**** Records provided ****

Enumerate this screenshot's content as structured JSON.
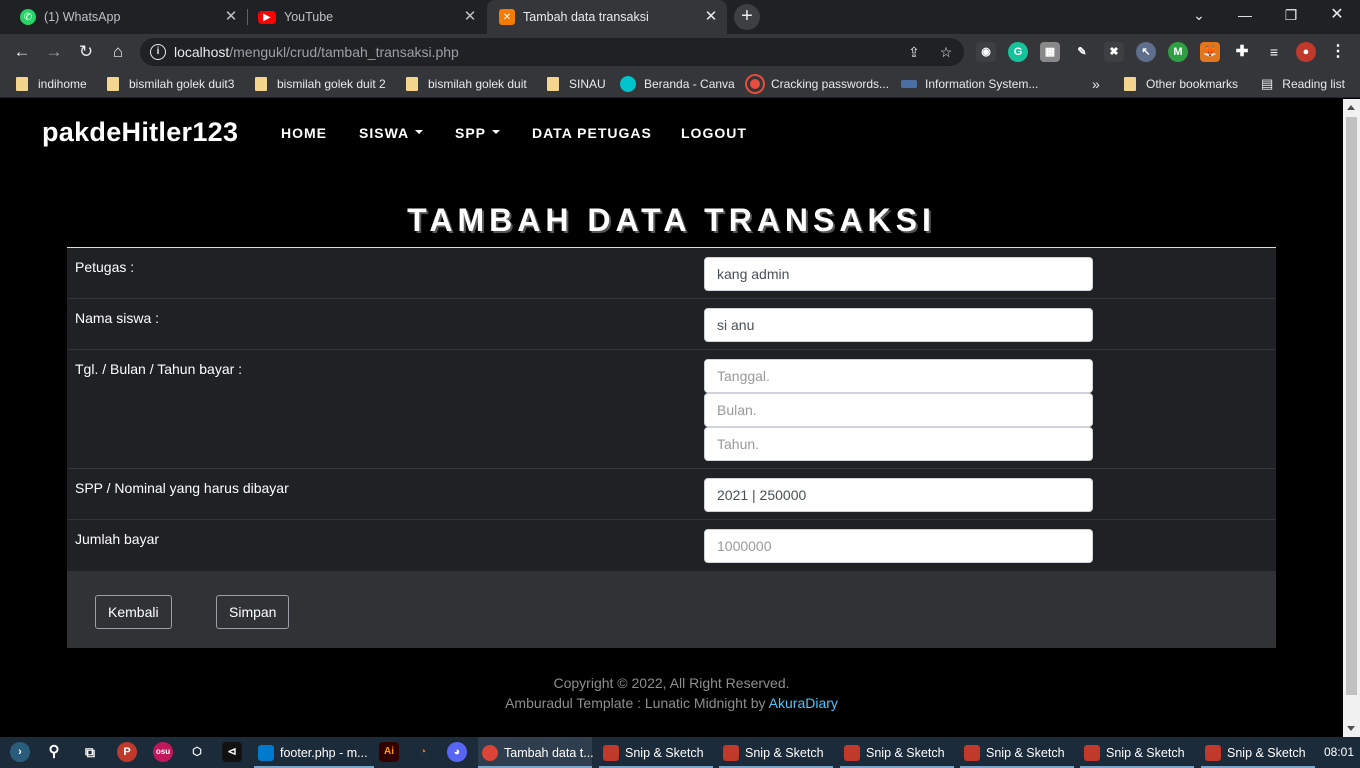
{
  "browser": {
    "tabs": [
      {
        "title": "(1) WhatsApp",
        "icon": "whatsapp-icon",
        "color": "#25d366"
      },
      {
        "title": "YouTube",
        "icon": "youtube-icon",
        "color": "#ff0000"
      },
      {
        "title": "Tambah data transaksi",
        "icon": "xampp-icon",
        "color": "#f57c00",
        "active": true
      }
    ],
    "new_tab_label": "+",
    "url_host": "localhost",
    "url_path": "/mengukl/crud/tambah_transaksi.php",
    "bookmarks": [
      {
        "label": "indihome",
        "icon": "folder-icon"
      },
      {
        "label": "bismilah golek duit3",
        "icon": "folder-icon"
      },
      {
        "label": "bismilah golek duit 2",
        "icon": "folder-icon"
      },
      {
        "label": "bismilah golek duit",
        "icon": "folder-icon"
      },
      {
        "label": "SINAU",
        "icon": "folder-icon"
      },
      {
        "label": "Beranda - Canva",
        "icon": "canva-icon"
      },
      {
        "label": "Cracking passwords...",
        "icon": "target-icon"
      },
      {
        "label": "Information System...",
        "icon": "site-icon"
      }
    ],
    "bookmarks_overflow": "»",
    "other_bookmarks": "Other bookmarks",
    "reading_list": "Reading list"
  },
  "site": {
    "brand": "pakdeHitler123",
    "nav": [
      {
        "label": "HOME",
        "dropdown": false
      },
      {
        "label": "SISWA",
        "dropdown": true
      },
      {
        "label": "SPP",
        "dropdown": true
      },
      {
        "label": "DATA PETUGAS",
        "dropdown": false
      },
      {
        "label": "LOGOUT",
        "dropdown": false
      }
    ]
  },
  "form": {
    "title": "TAMBAH DATA TRANSAKSI",
    "petugas_label": "Petugas :",
    "petugas_value": "kang admin",
    "nama_label": "Nama siswa :",
    "nama_value": "si anu",
    "tanggal_label": "Tgl. / Bulan / Tahun bayar :",
    "tanggal_placeholder": "Tanggal.",
    "bulan_placeholder": "Bulan.",
    "tahun_placeholder": "Tahun.",
    "spp_label": "SPP / Nominal yang harus dibayar",
    "spp_value": "2021 | 250000",
    "jumlah_label": "Jumlah bayar",
    "jumlah_placeholder": "1000000",
    "back_button": "Kembali",
    "save_button": "Simpan"
  },
  "footer": {
    "copyright": "Copyright © 2022, All Right Reserved.",
    "credit_text": "Amburadul Template : Lunatic Midnight by",
    "credit_link": "AkuraDiary"
  },
  "taskbar": {
    "apps": [
      {
        "label": "footer.php - m...",
        "icon": "vscode-icon"
      },
      {
        "label": "Tambah data t...",
        "icon": "chrome-icon",
        "active": true
      },
      {
        "label": "Snip & Sketch",
        "icon": "snip-sketch-icon"
      },
      {
        "label": "Snip & Sketch",
        "icon": "snip-sketch-icon"
      },
      {
        "label": "Snip & Sketch",
        "icon": "snip-sketch-icon"
      },
      {
        "label": "Snip & Sketch",
        "icon": "snip-sketch-icon"
      },
      {
        "label": "Snip & Sketch",
        "icon": "snip-sketch-icon"
      },
      {
        "label": "Snip & Sketch",
        "icon": "snip-sketch-icon"
      }
    ],
    "clock": "08:01"
  }
}
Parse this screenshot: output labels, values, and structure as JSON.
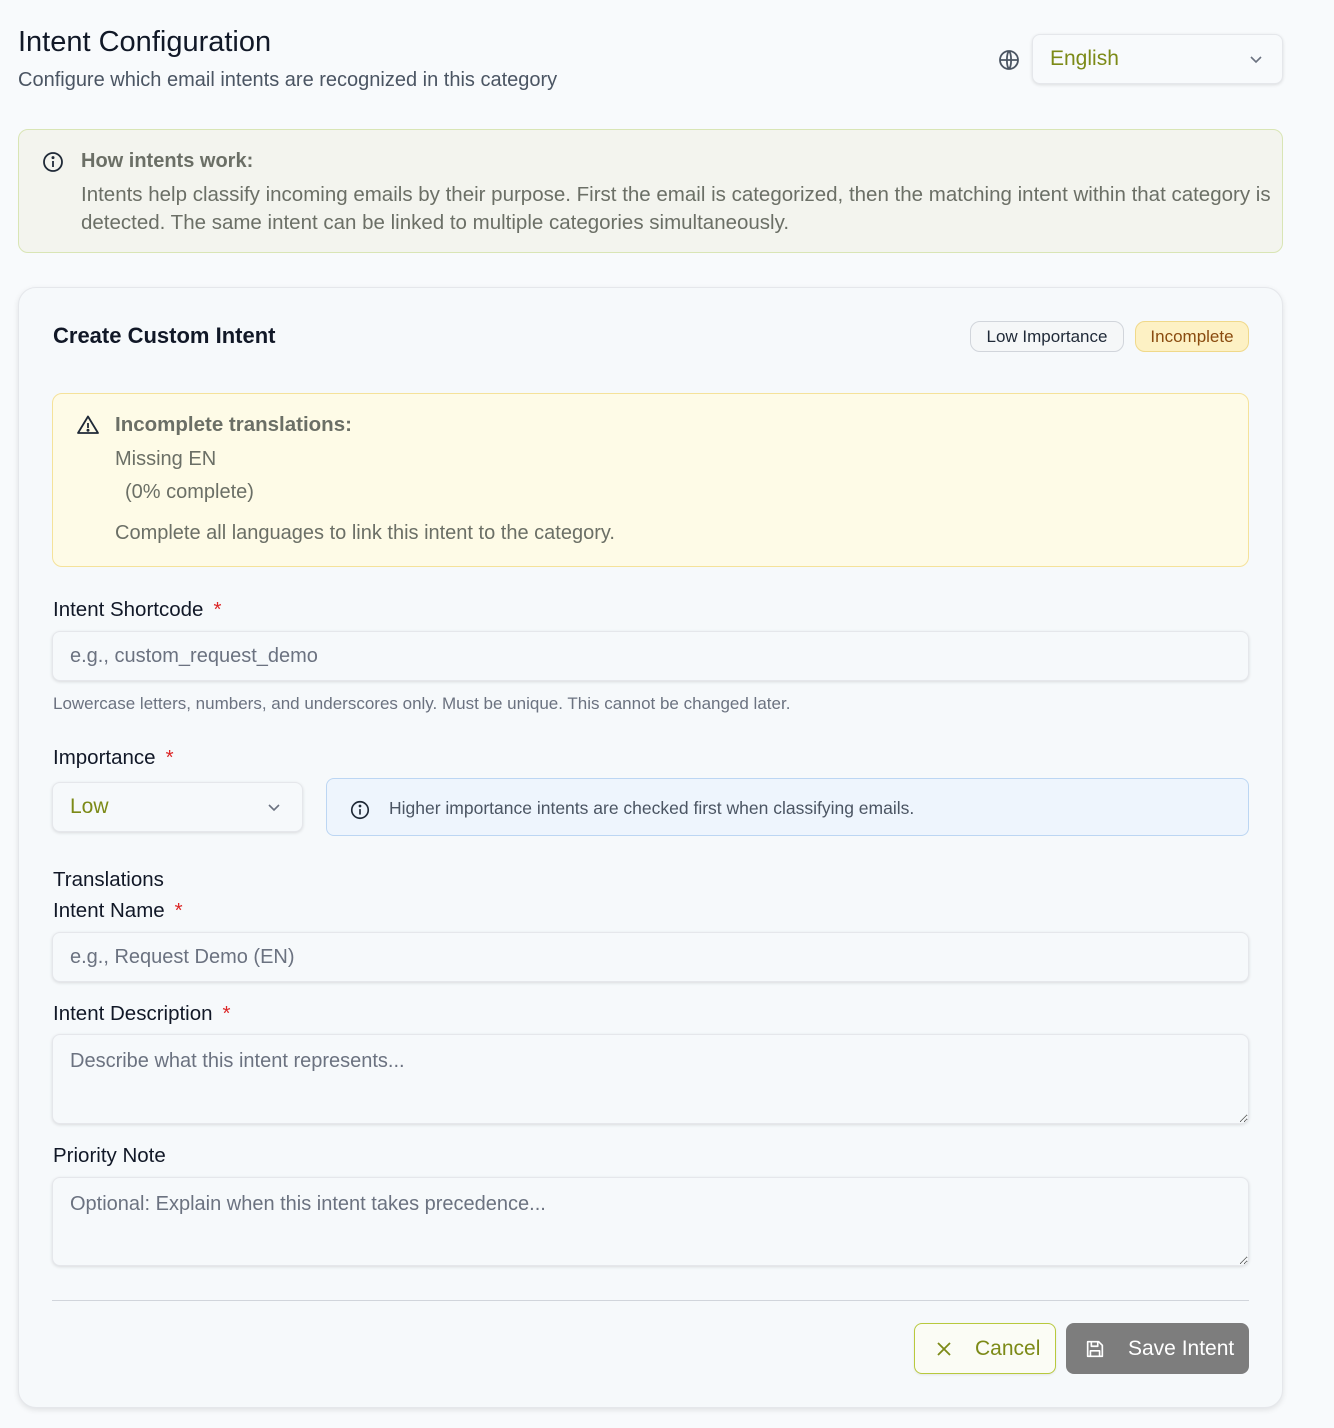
{
  "header": {
    "title": "Intent Configuration",
    "subtitle": "Configure which email intents are recognized in this category",
    "language_select": {
      "value": "English",
      "icon": "globe-icon"
    }
  },
  "info_box": {
    "title": "How intents work:",
    "body": "Intents help classify incoming emails by their purpose. First the email is categorized, then the matching intent within that category is detected. The same intent can be linked to multiple categories simultaneously."
  },
  "card": {
    "title": "Create Custom Intent",
    "badges": {
      "importance": "Low Importance",
      "status": "Incomplete"
    },
    "warning": {
      "title": "Incomplete translations:",
      "missing": "Missing EN",
      "progress": "(0% complete)",
      "note": "Complete all languages to link this intent to the category."
    },
    "shortcode": {
      "label": "Intent Shortcode",
      "required": "*",
      "placeholder": "e.g., custom_request_demo",
      "help": "Lowercase letters, numbers, and underscores only. Must be unique. This cannot be changed later."
    },
    "importance": {
      "label": "Importance",
      "required": "*",
      "value": "Low",
      "hint": "Higher importance intents are checked first when classifying emails."
    },
    "translations": {
      "section_label": "Translations",
      "name_label": "Intent Name",
      "name_required": "*",
      "name_placeholder": "e.g., Request Demo (EN)",
      "description_label": "Intent Description",
      "description_required": "*",
      "description_placeholder": "Describe what this intent represents...",
      "priority_label": "Priority Note",
      "priority_placeholder": "Optional: Explain when this intent takes precedence..."
    },
    "actions": {
      "cancel": "Cancel",
      "save": "Save Intent"
    }
  },
  "colors": {
    "accent": "#7c8a17",
    "info_bg": "#f3f4ee",
    "warning_bg": "#fefbe7",
    "hint_bg": "#eef5fd",
    "required": "#dc2626",
    "save_disabled": "#7d7d7d"
  }
}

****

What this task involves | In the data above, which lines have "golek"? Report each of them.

Task response |
        "label": "bismilah golek duit3",
        "label": "bismilah golek duit 2",
        "label": "bismilah golek duit",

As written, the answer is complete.